• WORK TO BE COMPLETED
Look for the word "location" in the records, and copy each line where it appears.

• RECORDS TO USE
.....

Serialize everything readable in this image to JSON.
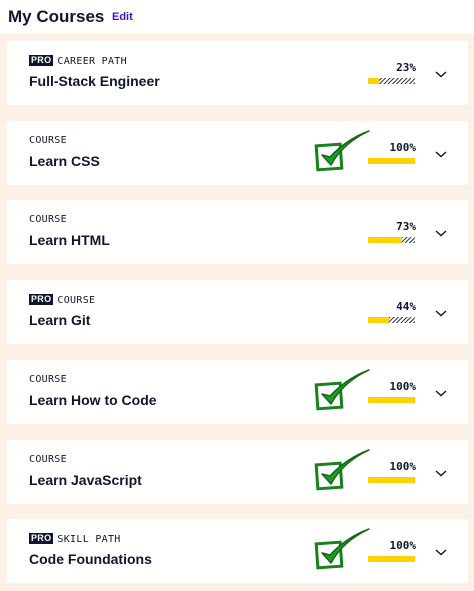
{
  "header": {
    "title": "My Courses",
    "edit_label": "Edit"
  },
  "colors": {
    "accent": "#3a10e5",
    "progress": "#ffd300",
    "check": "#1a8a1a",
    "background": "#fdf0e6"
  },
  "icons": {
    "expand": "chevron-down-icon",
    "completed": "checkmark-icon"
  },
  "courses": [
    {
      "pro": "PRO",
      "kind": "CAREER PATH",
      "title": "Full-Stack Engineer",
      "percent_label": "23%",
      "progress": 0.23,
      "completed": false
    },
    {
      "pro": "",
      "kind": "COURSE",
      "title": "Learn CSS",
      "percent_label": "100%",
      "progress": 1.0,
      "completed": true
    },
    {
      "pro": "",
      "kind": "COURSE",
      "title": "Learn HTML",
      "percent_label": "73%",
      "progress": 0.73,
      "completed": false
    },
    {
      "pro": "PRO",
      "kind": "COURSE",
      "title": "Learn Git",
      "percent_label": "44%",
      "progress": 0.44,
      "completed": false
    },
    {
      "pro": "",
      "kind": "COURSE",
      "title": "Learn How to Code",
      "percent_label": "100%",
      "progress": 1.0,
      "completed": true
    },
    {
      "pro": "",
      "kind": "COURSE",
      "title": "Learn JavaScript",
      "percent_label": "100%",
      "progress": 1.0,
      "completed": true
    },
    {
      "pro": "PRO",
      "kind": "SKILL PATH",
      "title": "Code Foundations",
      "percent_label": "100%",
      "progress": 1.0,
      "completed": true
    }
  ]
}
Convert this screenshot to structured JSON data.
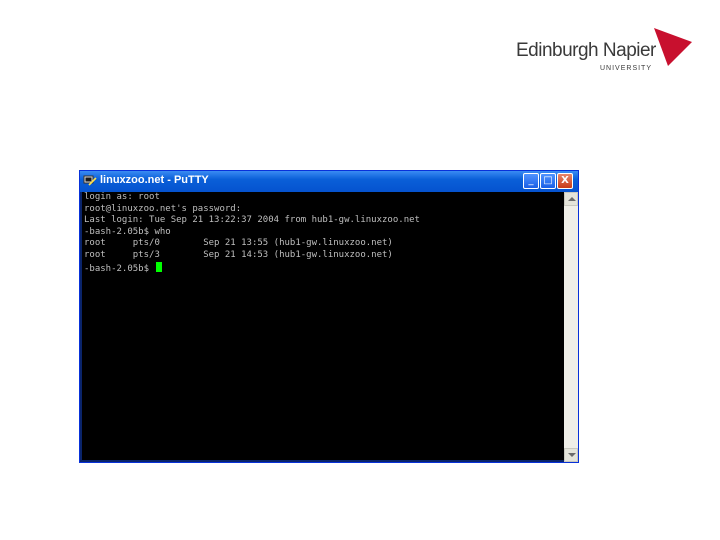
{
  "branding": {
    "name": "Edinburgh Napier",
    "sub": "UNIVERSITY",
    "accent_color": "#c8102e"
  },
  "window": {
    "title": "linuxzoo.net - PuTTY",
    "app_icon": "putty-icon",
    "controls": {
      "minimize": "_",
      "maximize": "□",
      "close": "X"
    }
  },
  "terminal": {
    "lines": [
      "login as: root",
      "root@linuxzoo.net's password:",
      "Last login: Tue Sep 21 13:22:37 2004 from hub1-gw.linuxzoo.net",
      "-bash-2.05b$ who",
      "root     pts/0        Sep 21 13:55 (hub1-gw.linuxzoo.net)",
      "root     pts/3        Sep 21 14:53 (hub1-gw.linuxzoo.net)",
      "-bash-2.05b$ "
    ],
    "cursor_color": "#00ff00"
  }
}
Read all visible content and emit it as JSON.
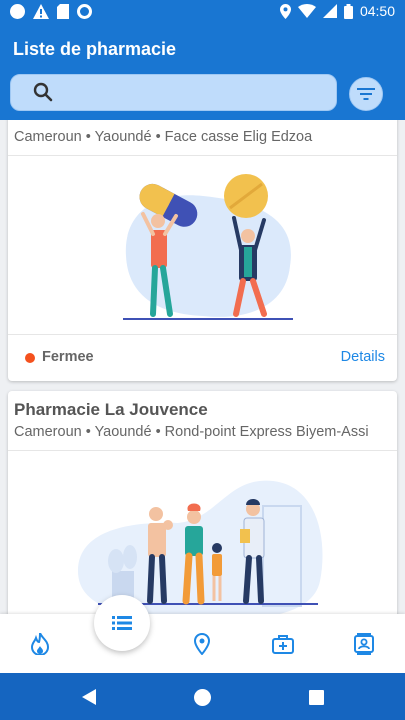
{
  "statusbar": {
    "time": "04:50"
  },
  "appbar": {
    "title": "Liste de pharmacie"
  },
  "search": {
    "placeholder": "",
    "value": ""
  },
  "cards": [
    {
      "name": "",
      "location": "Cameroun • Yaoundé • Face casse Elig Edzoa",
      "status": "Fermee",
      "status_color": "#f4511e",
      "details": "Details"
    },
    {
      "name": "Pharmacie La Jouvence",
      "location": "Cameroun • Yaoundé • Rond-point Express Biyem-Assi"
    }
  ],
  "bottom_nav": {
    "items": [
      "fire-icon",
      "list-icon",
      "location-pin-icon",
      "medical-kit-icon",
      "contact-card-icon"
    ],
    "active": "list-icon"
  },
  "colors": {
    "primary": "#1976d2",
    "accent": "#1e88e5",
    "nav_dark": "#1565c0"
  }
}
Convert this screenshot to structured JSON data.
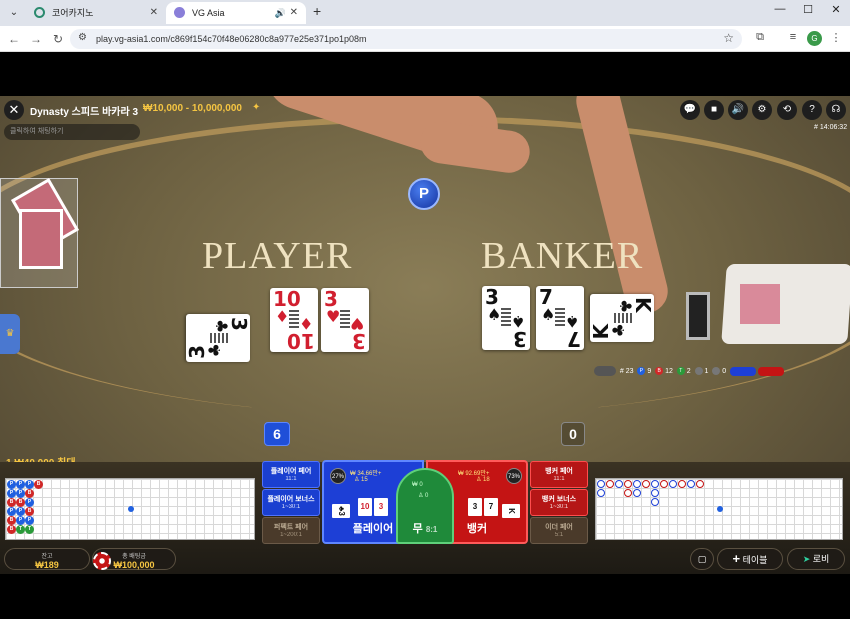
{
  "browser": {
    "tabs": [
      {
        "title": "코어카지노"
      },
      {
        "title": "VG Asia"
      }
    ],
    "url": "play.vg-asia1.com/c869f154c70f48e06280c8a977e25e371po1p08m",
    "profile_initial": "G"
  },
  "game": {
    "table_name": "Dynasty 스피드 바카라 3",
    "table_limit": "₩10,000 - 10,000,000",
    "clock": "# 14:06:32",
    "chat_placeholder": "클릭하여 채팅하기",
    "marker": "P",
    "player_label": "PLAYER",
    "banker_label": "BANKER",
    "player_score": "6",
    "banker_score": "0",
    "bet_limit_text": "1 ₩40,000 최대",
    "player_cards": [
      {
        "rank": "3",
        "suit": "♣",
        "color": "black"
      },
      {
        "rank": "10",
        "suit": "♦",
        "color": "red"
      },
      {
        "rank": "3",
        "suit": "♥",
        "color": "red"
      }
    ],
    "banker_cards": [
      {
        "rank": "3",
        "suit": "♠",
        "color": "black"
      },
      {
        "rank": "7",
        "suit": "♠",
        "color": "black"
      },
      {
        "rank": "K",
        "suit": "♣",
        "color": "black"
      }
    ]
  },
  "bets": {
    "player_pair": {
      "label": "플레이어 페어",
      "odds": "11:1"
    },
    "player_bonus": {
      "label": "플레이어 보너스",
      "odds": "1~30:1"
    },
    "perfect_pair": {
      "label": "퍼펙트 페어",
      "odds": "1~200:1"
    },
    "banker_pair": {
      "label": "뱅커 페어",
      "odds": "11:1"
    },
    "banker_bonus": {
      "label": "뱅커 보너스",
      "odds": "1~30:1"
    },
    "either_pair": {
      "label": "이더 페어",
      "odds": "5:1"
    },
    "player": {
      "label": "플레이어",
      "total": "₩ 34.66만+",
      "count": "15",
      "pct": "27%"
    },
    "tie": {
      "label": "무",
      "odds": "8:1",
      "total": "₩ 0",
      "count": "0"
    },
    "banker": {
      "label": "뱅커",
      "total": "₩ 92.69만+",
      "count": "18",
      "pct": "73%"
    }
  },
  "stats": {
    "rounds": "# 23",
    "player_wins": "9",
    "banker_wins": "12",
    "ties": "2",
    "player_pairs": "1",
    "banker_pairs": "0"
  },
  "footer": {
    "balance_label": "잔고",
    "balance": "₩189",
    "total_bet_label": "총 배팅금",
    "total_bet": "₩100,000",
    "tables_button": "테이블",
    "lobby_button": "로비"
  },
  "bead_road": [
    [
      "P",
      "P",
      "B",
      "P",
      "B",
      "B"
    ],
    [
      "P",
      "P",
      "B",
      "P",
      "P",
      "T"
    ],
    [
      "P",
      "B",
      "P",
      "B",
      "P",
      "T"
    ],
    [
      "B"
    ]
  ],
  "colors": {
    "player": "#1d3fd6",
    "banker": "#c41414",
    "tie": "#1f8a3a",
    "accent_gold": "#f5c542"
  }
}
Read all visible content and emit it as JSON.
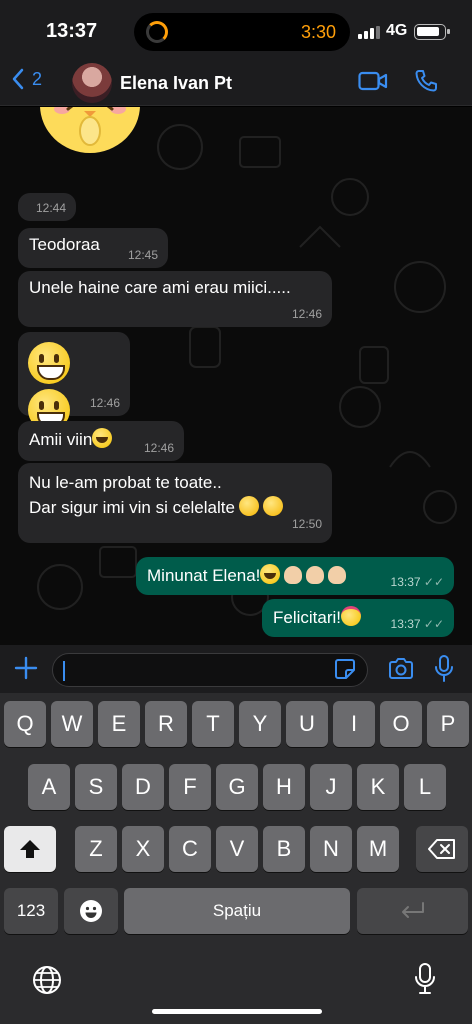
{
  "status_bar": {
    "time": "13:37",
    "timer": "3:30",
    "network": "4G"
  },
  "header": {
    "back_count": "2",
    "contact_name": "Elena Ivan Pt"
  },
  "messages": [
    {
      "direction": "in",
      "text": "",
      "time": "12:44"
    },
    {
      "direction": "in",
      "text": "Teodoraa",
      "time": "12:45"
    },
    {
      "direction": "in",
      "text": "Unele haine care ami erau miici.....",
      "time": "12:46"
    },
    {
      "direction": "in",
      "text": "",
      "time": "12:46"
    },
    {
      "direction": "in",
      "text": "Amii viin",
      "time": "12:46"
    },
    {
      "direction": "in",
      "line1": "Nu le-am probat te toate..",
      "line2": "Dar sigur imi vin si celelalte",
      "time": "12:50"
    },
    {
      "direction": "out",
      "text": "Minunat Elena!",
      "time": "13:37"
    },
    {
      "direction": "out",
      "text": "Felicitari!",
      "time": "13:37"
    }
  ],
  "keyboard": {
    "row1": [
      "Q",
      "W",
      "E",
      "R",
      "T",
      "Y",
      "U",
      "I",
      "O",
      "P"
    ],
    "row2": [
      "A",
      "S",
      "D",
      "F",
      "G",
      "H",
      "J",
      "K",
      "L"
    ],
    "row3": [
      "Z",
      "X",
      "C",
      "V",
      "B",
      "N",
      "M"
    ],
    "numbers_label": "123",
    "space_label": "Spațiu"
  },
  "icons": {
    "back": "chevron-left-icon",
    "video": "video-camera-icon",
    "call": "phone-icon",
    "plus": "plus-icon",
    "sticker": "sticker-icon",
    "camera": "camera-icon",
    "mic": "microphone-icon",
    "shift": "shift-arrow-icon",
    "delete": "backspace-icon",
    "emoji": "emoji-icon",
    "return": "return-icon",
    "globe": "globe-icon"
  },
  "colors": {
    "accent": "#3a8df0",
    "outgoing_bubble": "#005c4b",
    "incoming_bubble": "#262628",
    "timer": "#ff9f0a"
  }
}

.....

• REPLY TO THE TASK
      "location": "Cameroun • Yaoundé • Face casse Elig Edzoa",
      "location": "Cameroun • Yaoundé • Rond-point Express Biyem-Assi"
      "location-pin-icon",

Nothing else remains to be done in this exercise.